Halloween Pet Safety

A brown lab puppy wearing a Halloween bandana around his neck is sitting in the grass next to a pumpkin.

Tricks to Treating Your Pet to a Safe Halloween

Halloween is a fun time of year—for both children and adults alike! While many pets love to join in all the festivities, too, there are quite a few dangers to be aware of during this spooky season. Luckily, all these dangers can be happily avoided with some preventive measures and

Halloween Pet Safety Tips

Many of the pet dangers of Halloween are specific to this holiday, but as with all safety, they can be prevented with similar safety methods such as keeping pets away from toxic foods, harmful electric cords, and more.


Firstly, many Halloween candies are toxic to pets.

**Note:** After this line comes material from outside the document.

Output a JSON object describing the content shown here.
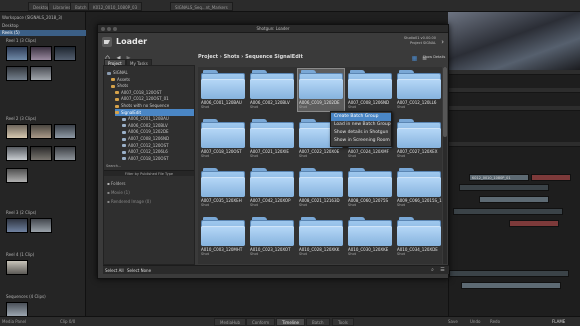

Many of us know that chocolate is bad for cats and dogs, but there are also other toxins in treats as well. For one, the sugar substitute, xylitol, found in “sugar-free” candy is very toxic to pets. Make sure treats are stowed out of your pet’s reach, and when you do bring them down for trick-or-treaters, don’t give your pet any opportunity to snag a piece out from under your nose.

Trick-or Treaters

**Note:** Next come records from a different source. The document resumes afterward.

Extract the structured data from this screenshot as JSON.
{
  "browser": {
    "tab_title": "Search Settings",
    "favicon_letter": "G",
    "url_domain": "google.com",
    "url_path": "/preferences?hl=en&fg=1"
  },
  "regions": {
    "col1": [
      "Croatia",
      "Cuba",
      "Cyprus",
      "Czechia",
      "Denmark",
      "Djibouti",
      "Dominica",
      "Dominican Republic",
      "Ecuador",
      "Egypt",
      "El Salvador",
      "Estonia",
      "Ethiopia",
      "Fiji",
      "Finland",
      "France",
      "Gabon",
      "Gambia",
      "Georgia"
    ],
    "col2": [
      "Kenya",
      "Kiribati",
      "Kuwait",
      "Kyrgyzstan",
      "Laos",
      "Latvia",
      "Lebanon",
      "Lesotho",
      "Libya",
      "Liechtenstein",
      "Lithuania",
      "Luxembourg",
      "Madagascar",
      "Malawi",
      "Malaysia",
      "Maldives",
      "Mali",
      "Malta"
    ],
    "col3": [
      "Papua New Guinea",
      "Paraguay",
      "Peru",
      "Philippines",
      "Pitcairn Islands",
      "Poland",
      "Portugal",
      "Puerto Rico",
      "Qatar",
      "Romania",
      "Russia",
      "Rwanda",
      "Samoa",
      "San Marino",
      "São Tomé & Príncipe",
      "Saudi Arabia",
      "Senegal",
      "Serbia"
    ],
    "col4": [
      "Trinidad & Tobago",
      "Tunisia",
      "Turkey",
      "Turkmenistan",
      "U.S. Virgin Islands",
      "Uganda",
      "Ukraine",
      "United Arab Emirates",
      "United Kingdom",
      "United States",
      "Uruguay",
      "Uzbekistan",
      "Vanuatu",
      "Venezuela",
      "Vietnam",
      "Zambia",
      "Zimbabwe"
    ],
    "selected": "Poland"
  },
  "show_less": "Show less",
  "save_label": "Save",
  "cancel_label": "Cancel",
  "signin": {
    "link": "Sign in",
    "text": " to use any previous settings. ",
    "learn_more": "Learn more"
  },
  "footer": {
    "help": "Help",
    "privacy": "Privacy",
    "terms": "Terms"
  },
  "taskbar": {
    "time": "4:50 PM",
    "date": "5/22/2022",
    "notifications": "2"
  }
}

Depending on your pet’s personality, it can be best to give them a quiet room in the house to stay in during the night’s festivities. Constant visitors all dressed in ghoulish get-ups can be frightening for a pet. Unless your pet is well-behaved and friendly, keep them safe in a separate room where they aren’t bothered by trick-or-treaters.


In addition to all the ghastly costumes, many spooky decorations can be both scary and harmful for our pets. Of course, anything with an electrical cord should be secured so that pets can’t chew at them. What’s more is jack-o-lanterns and candles pose a fire risk if a curious pet bumps it over. Other possible hazards include glow sticks and fake blood (potentially poisonous), fake cobwebs (easily entangled in or choked), and rubber eyeballs (choking hazard).

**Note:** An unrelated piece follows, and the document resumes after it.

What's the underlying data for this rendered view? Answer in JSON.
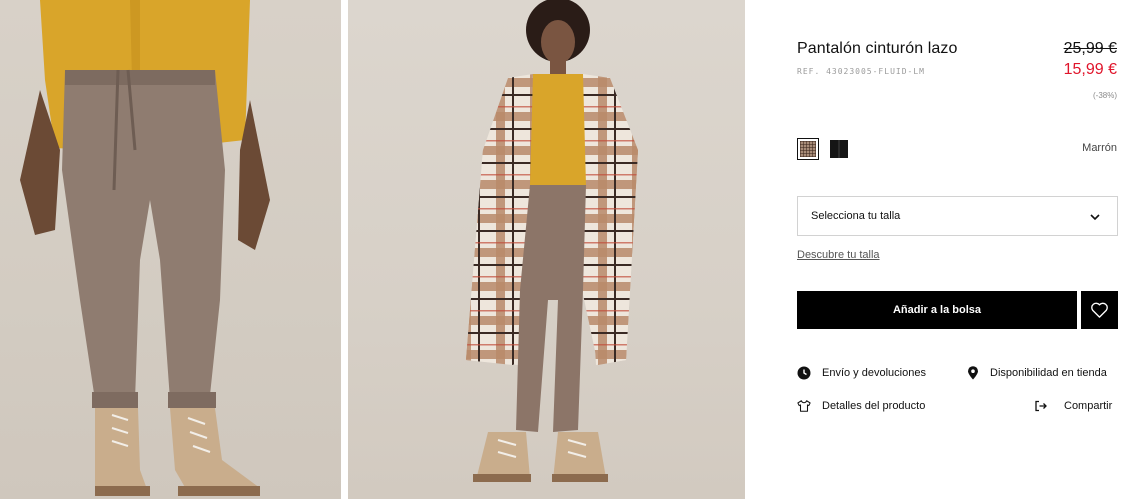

Pet Costumes

Sure, dressing up your pet in a Halloween costume can be a lot of fun, but sometimes pets are much happier without it. For a proper Halloween costume, your pet should be comfortable in it. It should not inhibit their movement, sight, hearing, or breathing. Take a few days for your pet to become used to the costume before Halloween, too.

Outdoor Dangers

Since Halloween is a nocturnal affair, there are different dangers outside than typically seen in the daylight. Nocturnal animals such as raccoons, opossums, and foxes are more likely to be out foraging, and a chance encounter with your pet could be dangerous. Keep your pet indoors to avoid these unexpected visitors!

Interested in some more Halloween pet safety tips? Give us a call to talk with our team!